**Problem details**. From the line containing "Decode this image" down to the last line of the records below, restate each line word for word and leave out the rest.

Content starts

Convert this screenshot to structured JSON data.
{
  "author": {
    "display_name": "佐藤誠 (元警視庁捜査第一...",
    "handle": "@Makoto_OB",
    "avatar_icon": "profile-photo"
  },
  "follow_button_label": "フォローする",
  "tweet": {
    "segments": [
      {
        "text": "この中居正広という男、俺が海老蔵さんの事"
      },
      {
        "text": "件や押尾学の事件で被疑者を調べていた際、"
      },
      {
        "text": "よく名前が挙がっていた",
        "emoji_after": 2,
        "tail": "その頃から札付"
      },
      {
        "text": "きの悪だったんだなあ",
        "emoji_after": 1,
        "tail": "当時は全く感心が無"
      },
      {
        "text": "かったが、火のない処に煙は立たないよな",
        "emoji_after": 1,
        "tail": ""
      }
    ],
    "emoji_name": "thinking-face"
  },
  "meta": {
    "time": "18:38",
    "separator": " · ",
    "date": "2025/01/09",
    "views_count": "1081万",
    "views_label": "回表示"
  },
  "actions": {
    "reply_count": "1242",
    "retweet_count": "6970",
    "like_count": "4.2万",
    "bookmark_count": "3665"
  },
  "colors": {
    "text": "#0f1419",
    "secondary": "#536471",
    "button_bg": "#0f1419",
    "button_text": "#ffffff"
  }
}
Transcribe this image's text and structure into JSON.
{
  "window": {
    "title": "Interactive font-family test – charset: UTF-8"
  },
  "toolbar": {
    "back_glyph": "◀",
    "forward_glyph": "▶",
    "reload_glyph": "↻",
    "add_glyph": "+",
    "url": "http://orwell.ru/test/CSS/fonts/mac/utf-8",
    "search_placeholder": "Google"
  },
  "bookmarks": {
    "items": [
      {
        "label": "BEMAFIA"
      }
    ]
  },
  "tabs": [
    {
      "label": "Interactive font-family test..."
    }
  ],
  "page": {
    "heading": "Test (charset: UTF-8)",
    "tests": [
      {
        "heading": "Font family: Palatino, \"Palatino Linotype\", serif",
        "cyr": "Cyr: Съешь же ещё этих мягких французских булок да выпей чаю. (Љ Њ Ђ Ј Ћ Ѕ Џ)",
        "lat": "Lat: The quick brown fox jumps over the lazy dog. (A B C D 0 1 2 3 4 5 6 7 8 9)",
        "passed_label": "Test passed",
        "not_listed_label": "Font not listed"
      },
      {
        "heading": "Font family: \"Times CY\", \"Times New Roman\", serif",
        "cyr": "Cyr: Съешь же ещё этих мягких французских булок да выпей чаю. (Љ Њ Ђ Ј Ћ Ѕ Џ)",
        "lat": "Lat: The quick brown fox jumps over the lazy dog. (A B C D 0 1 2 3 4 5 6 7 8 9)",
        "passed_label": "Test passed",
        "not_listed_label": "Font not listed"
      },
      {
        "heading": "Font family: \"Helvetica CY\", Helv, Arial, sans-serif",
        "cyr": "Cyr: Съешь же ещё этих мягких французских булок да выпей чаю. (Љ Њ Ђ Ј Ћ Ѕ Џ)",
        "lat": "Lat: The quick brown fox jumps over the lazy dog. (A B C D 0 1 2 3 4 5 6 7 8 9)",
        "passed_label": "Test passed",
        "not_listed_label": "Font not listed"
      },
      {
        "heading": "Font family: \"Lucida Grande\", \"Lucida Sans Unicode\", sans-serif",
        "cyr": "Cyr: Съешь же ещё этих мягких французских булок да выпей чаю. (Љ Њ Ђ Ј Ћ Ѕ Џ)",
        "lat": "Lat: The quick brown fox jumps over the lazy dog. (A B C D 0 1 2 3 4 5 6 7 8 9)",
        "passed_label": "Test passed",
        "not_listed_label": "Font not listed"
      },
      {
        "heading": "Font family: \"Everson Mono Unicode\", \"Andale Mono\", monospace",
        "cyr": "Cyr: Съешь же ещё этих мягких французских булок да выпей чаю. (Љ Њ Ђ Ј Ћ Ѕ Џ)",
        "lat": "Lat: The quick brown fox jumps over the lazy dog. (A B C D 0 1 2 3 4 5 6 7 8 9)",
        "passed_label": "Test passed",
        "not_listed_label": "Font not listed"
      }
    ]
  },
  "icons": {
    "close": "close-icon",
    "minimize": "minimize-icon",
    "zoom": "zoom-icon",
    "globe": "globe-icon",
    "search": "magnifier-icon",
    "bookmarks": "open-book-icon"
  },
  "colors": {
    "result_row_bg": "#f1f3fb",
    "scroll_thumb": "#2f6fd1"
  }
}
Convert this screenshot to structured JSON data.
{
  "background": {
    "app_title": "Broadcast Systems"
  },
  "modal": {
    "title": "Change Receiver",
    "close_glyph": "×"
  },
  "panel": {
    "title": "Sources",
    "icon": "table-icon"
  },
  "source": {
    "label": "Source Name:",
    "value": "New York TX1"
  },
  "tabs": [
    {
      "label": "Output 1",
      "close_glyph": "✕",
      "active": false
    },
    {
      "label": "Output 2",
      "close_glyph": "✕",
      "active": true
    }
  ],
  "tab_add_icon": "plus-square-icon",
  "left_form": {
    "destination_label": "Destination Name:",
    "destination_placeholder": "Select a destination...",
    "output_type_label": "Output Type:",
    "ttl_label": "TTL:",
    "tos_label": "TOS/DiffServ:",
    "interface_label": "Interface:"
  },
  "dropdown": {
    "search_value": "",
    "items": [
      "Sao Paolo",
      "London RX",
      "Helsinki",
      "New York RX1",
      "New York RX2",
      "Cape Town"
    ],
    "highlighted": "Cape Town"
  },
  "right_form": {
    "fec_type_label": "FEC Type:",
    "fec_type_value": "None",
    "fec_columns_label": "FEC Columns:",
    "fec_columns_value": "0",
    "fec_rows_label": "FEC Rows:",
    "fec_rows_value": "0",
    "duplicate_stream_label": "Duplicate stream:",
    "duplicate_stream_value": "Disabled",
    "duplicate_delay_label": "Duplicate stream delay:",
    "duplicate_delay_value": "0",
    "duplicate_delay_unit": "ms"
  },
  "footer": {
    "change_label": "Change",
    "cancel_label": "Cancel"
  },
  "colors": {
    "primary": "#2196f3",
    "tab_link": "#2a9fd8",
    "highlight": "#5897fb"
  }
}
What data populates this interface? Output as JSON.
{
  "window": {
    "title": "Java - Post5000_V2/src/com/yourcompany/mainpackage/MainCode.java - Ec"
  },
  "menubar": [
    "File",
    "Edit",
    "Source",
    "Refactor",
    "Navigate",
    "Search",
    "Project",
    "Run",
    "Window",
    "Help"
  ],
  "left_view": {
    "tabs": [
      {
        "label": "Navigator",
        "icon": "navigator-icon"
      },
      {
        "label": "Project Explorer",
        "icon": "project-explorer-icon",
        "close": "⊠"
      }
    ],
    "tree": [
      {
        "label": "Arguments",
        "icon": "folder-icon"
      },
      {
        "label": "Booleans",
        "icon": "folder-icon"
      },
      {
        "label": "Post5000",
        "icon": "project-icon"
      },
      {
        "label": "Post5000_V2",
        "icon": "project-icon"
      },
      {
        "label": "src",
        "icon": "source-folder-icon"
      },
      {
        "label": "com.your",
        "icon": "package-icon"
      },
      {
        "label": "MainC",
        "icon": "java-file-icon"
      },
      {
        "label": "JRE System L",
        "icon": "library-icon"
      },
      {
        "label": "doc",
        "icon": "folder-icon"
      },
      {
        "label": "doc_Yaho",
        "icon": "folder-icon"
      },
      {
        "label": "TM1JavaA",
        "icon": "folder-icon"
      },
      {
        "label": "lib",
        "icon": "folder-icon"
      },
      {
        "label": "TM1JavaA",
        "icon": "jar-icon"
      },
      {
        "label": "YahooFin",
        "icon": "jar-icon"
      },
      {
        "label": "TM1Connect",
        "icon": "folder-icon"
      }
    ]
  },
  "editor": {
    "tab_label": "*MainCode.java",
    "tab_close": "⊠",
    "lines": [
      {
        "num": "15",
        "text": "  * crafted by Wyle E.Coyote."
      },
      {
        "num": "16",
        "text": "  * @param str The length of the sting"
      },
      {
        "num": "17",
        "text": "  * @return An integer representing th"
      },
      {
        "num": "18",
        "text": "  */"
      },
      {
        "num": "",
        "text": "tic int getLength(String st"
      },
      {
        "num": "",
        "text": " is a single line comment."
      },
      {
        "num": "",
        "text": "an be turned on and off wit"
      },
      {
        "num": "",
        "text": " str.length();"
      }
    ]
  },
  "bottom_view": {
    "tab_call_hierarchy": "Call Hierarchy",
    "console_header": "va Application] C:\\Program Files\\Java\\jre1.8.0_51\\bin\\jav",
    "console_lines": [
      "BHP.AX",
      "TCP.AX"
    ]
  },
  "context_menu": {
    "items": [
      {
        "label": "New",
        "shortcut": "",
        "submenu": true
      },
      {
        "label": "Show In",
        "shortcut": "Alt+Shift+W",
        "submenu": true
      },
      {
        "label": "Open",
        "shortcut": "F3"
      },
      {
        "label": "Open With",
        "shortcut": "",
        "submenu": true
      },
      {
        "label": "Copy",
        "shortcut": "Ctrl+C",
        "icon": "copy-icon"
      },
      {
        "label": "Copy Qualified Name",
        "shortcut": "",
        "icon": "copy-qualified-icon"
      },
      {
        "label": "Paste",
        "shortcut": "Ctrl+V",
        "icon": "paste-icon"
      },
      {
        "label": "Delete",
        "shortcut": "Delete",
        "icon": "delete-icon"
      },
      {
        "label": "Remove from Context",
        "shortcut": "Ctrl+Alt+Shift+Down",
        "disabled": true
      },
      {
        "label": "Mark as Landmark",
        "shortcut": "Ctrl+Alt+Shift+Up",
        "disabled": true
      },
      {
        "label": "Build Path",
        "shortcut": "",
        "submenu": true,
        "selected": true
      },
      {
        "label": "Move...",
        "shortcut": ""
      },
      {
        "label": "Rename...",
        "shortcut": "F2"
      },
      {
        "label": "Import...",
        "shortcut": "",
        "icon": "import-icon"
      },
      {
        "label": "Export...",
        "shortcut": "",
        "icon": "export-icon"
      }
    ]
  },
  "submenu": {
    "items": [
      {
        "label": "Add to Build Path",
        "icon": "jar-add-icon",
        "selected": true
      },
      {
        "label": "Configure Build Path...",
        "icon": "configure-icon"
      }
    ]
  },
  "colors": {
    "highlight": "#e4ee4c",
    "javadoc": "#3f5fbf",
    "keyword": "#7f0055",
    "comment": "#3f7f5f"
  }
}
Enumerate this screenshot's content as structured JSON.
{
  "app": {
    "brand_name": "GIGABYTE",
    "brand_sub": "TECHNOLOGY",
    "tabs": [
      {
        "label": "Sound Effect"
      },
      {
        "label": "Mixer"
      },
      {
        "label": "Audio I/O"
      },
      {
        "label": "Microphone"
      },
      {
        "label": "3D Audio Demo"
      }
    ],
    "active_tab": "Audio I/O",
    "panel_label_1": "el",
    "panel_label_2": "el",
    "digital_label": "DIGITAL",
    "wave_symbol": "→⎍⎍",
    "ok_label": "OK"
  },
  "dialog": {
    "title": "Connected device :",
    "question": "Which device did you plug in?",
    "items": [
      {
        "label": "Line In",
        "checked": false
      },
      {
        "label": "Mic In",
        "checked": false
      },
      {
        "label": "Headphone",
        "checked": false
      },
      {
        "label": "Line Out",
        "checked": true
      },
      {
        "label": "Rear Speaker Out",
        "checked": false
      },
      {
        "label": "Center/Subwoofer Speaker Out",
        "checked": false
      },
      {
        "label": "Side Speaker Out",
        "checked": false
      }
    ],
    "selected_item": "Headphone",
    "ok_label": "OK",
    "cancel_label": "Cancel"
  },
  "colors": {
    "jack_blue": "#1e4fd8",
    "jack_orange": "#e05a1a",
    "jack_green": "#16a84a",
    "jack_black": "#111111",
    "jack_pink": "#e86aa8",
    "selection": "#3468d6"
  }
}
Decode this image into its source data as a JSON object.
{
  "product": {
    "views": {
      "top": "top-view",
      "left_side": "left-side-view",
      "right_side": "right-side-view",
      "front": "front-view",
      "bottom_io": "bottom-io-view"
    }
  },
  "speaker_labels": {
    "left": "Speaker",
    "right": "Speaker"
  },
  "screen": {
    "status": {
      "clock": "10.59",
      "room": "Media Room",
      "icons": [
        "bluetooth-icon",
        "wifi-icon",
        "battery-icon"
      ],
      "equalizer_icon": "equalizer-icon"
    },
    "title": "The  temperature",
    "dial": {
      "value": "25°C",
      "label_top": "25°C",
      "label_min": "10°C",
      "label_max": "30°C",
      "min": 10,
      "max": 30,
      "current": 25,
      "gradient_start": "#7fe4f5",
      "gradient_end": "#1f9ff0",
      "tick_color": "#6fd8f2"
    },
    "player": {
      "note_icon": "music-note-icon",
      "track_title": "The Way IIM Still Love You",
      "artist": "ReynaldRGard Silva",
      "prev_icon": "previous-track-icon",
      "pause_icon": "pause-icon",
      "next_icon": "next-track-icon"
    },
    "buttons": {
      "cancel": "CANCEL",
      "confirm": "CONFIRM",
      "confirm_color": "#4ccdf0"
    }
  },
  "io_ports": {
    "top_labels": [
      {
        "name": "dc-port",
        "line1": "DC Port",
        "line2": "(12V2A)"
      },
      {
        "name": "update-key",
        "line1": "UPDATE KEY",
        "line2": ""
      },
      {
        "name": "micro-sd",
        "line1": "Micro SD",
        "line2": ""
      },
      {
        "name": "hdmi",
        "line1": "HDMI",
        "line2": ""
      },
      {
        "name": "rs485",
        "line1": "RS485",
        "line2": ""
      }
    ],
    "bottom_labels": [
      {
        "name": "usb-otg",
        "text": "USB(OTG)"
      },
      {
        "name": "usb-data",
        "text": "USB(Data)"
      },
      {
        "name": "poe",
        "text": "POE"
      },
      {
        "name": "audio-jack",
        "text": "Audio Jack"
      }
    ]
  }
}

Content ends

**Task output**.
Decode this image into its source data as a JSON object.
{
  "product": {
    "views": {
      "top": "top-view",
      "left_side": "left-side-view",
      "right_side": "right-side-view",
      "front": "front-view",
      "bottom_io": "bottom-io-view"
    }
  },
  "speaker_labels": {
    "left": "Speaker",
    "right": "Speaker"
  },
  "screen": {
    "status": {
      "clock": "10.59",
      "room": "Media Room",
      "icons": [
        "bluetooth-icon",
        "wifi-icon",
        "battery-icon"
      ],
      "equalizer_icon": "equalizer-icon"
    },
    "title": "The  temperature",
    "dial": {
      "value": "25°C",
      "label_top": "25°C",
      "label_min": "10°C",
      "label_max": "30°C",
      "min": 10,
      "max": 30,
      "current": 25,
      "gradient_start": "#7fe4f5",
      "gradient_end": "#1f9ff0",
      "tick_color": "#6fd8f2"
    },
    "player": {
      "note_icon": "music-note-icon",
      "track_title": "The Way IIM Still Love You",
      "artist": "ReynaldRGard Silva",
      "prev_icon": "previous-track-icon",
      "pause_icon": "pause-icon",
      "next_icon": "next-track-icon"
    },
    "buttons": {
      "cancel": "CANCEL",
      "confirm": "CONFIRM",
      "confirm_color": "#4ccdf0"
    }
  },
  "io_ports": {
    "top_labels": [
      {
        "name": "dc-port",
        "line1": "DC Port",
        "line2": "(12V2A)"
      },
      {
        "name": "update-key",
        "line1": "UPDATE KEY",
        "line2": ""
      },
      {
        "name": "micro-sd",
        "line1": "Micro SD",
        "line2": ""
      },
      {
        "name": "hdmi",
        "line1": "HDMI",
        "line2": ""
      },
      {
        "name": "rs485",
        "line1": "RS485",
        "line2": ""
      }
    ],
    "bottom_labels": [
      {
        "name": "usb-otg",
        "text": "USB(OTG)"
      },
      {
        "name": "usb-data",
        "text": "USB(Data)"
      },
      {
        "name": "poe",
        "text": "POE"
      },
      {
        "name": "audio-jack",
        "text": "Audio Jack"
      }
    ]
  }
}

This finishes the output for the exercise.